I love to read. I don’t know when I started enjoying reading because it was a skill that I did not develop until the late years of my elementary education, but I remember reading my way through high school with books of fiction that inspired me to be a strong, independent woman. Most of the stories that made my life manageable were ones that had strong female protagonists, who solved problems by thinking through them and still managed to have fun while over coming personal struggles. Because I was so caught up in my fictional stories, I did not like reading non-fiction, especially theory—until I went to college and I took my first theory focused course: feminist theory.
Reading feminist theory was like taking a breath of fresh air. I found comfort and peace of mind in theoretical pieces that revealed gender inequality—something that I had always felt, even experienced, in my life but didn’t understand or know how to name.

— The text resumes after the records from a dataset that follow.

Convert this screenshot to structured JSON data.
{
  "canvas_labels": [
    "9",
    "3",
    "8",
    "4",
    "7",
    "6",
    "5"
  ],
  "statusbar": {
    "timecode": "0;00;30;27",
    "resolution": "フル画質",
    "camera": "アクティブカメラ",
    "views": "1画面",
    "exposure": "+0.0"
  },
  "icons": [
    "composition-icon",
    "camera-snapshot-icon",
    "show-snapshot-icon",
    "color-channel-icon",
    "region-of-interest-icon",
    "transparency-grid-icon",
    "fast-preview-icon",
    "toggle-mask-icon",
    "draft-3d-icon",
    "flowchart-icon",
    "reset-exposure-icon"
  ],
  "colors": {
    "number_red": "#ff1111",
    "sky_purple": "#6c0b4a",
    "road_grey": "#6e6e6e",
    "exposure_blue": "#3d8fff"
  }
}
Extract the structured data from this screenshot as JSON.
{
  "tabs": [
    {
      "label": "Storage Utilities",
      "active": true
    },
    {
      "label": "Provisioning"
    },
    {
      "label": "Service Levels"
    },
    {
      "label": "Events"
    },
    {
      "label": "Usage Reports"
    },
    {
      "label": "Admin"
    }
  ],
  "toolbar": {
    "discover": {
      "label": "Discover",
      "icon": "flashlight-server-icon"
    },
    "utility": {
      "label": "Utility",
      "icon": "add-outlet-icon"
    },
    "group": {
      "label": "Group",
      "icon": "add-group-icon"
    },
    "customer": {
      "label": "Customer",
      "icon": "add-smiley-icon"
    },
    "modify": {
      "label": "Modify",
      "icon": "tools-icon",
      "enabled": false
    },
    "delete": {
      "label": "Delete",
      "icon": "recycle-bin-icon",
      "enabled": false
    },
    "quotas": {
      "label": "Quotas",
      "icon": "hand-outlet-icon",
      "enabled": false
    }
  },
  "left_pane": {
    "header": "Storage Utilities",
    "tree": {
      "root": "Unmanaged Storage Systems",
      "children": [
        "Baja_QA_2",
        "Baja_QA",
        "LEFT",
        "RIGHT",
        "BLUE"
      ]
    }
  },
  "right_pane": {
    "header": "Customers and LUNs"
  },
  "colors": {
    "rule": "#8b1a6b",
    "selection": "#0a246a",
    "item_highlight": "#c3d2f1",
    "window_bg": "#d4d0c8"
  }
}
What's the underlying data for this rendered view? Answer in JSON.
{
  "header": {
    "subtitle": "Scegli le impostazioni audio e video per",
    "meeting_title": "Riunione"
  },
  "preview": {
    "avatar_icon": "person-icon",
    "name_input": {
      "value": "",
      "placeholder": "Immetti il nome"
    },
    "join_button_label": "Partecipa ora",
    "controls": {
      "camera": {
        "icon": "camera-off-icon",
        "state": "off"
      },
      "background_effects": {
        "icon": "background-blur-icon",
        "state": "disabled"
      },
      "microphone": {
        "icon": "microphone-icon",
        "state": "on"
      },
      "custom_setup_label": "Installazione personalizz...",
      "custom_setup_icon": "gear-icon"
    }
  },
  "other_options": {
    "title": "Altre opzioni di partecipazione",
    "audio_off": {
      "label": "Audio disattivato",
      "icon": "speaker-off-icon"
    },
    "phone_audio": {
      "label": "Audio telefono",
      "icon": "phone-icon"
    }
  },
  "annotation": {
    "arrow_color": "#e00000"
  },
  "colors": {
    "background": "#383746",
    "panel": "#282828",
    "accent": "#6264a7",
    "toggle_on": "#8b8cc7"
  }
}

I had heard of feminism, but never truly knew what it was. I was uneducated on social movements of the 1960-70s. My idea of feminism was of women not shaving their legs and burning bras so that they could have the same rights as men. Feminist theory for me was like glasses; suddenly the blurry unequal world around me made more sense. Suddenly, the world was clearer.
As my college career has continued my exposure to different types of feminist theory and books has increased. I also have taken an acute interest in sociological theory, specifically dealing with gender, power structures, and social psychology. Below, I have listed the books in my feminist library (on the shelf right next to my fiction library). I haven’t even managed to read all of them yet. I wanted to share these books with you because they are important to me. These books have helped me understand the world we live in, made college courses very interesting, and struck up intense conversations; they have inspired me to think differently about all people, to have an open mind for inclusion and diversity; they have influenced my own feminist work; and have kept me company in the late nights when I can’t sleep.
What I’m Reading Now:
Manifesta: Young Women, Feminism, and the Future by Jennifer Baumgardner and Amy Richards
Books I’ve Read:
City of Women: Sex and Class in New York 1789-1860 by Christine Stansell
Colonize This! Young Women of Color on Today’s Feminism edited by Daisy Hernádez and Bushra Rehman
Different Wavelengths: Studies of the Contemporary Women’s Movement edited by Jo Reger
Diving Into the Wreck by Adrienne Rich
Feminist Methods In Social Research by Shulamit Reinharz
Flaunt It! Queers Organizing for Public Education and Justice by Therese Quinn and Erica R. Meiners
Full Frontal Feminism by Jessica Valenti
Gender Inequality: Feminist Theory and Politics by Judith Lorber
Girl Zines: Making Media, Doing Feminism by Alison Piepmeier
Listen Up: Voices From the Next Feminist Generation edited by Barbara Findlen
New Blood: Third-Wave Feminism and The Politics of Menstruation by Chris Bobel
The Commercialization of Intimate Life: Notes From Home and Work by Arlie Russell Hochschild
The Second Shift by Arlie Russell Hochschild
The Wages of Motherhood: Inequality in the Welfare State 1917-1942 by Gwendolyn Mink
The W Effect: Bush’s War On Women edited by Laura Flanders
To Be Real: Telling the Truth and Changing the Face of Feminism edited by Rebecca Walker
Books I Haven’t Read Yet:
Daring To Be Ourselves Interviews by Marianne Schnall
Feminist Theory From Margin to Center by bell hooks
Gendered Bodies: Feminist Perspectives by Judith Lorber
He’s A Stud, She’s a Slut and 49 Other Double Standards Every Woman Should Know by Jessica Valenti
No Turning Back: The History of Feminism and The Future of Women by Estelle B. Freedman
The Feminine Mystique by Betty Friedan
The Feminist Standpoint Theory Reader: Intellectual and Political Controversies edited by Sandra Harding
The Newly Born Woman by Hélène Cixous and Catherine Clément
The Second Sex by Simone de Beauvoir
To me, the beauty of feminism is that it comes in so many forms—theory, text books, personal narratives, herstories, poetry, case studies, research, subjectivity, objectivity, experience, everyday activism, art, music, expression, zines, blogs, websites, DIY, scrapbooks, theater, film, conversation, marches, rallies, politics, mentoring…the list could go on. These forms of feminist expression allow women’s stories to be told and that’s important. Every woman has a story. Every story has value.
Muriel Rukeyser said “The universe is made of stories, not of atoms.” My feminist expression is in books, theory and writing. What’s yours?